▼▼▼

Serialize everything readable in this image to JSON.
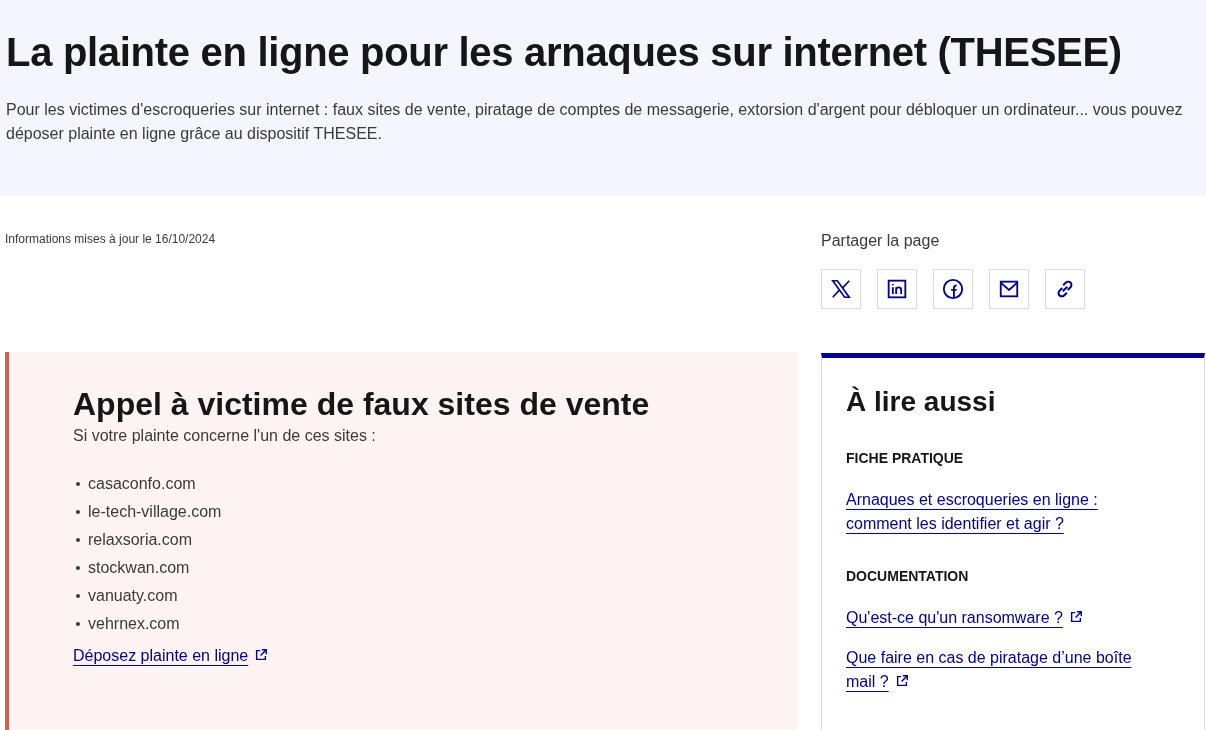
{
  "header": {
    "title": "La plainte en ligne pour les arnaques sur internet (THESEE)",
    "description": "Pour les victimes d'escroqueries sur internet :  faux sites de vente, piratage de comptes de messagerie, extorsion d'argent pour débloquer un ordinateur... vous pouvez déposer plainte en ligne grâce au dispositif THESEE."
  },
  "updated": "Informations mises à jour le 16/10/2024",
  "share": {
    "label": "Partager la page",
    "buttons": [
      {
        "kind": "x"
      },
      {
        "kind": "linkedin"
      },
      {
        "kind": "facebook"
      },
      {
        "kind": "email"
      },
      {
        "kind": "link"
      }
    ]
  },
  "alert": {
    "title": "Appel à victime de faux sites de vente",
    "intro": "Si votre plainte concerne l'un de ces sites :",
    "sites": [
      "casaconfo.com",
      "le-tech-village.com",
      "relaxsoria.com",
      "stockwan.com",
      "vanuaty.com",
      "vehrnex.com"
    ],
    "link": {
      "label": "Déposez plainte en ligne",
      "external": true
    }
  },
  "see_also": {
    "title": "À lire aussi",
    "sections": [
      {
        "label": "FICHE PRATIQUE",
        "links": [
          {
            "label": "Arnaques et escroqueries en ligne : comment les identifier et agir ?",
            "external": false
          }
        ]
      },
      {
        "label": "DOCUMENTATION",
        "links": [
          {
            "label": "Qu'est-ce qu'un ransomware ?",
            "external": true
          },
          {
            "label": "Que faire en cas de piratage d’une boîte mail ?",
            "external": true
          }
        ]
      }
    ]
  }
}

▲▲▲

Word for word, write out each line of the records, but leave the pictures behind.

Serialize everything readable in this image to JSON.
{
  "header": {
    "title": "La plainte en ligne pour les arnaques sur internet (THESEE)",
    "description": "Pour les victimes d'escroqueries sur internet :  faux sites de vente, piratage de comptes de messagerie, extorsion d'argent pour débloquer un ordinateur... vous pouvez déposer plainte en ligne grâce au dispositif THESEE."
  },
  "updated": "Informations mises à jour le 16/10/2024",
  "share": {
    "label": "Partager la page",
    "buttons": [
      {
        "kind": "x"
      },
      {
        "kind": "linkedin"
      },
      {
        "kind": "facebook"
      },
      {
        "kind": "email"
      },
      {
        "kind": "link"
      }
    ]
  },
  "alert": {
    "title": "Appel à victime de faux sites de vente",
    "intro": "Si votre plainte concerne l'un de ces sites :",
    "sites": [
      "casaconfo.com",
      "le-tech-village.com",
      "relaxsoria.com",
      "stockwan.com",
      "vanuaty.com",
      "vehrnex.com"
    ],
    "link": {
      "label": "Déposez plainte en ligne",
      "external": true
    }
  },
  "see_also": {
    "title": "À lire aussi",
    "sections": [
      {
        "label": "FICHE PRATIQUE",
        "links": [
          {
            "label": "Arnaques et escroqueries en ligne : comment les identifier et agir ?",
            "external": false
          }
        ]
      },
      {
        "label": "DOCUMENTATION",
        "links": [
          {
            "label": "Qu'est-ce qu'un ransomware ?",
            "external": true
          },
          {
            "label": "Que faire en cas de piratage d’une boîte mail ?",
            "external": true
          }
        ]
      }
    ]
  }
}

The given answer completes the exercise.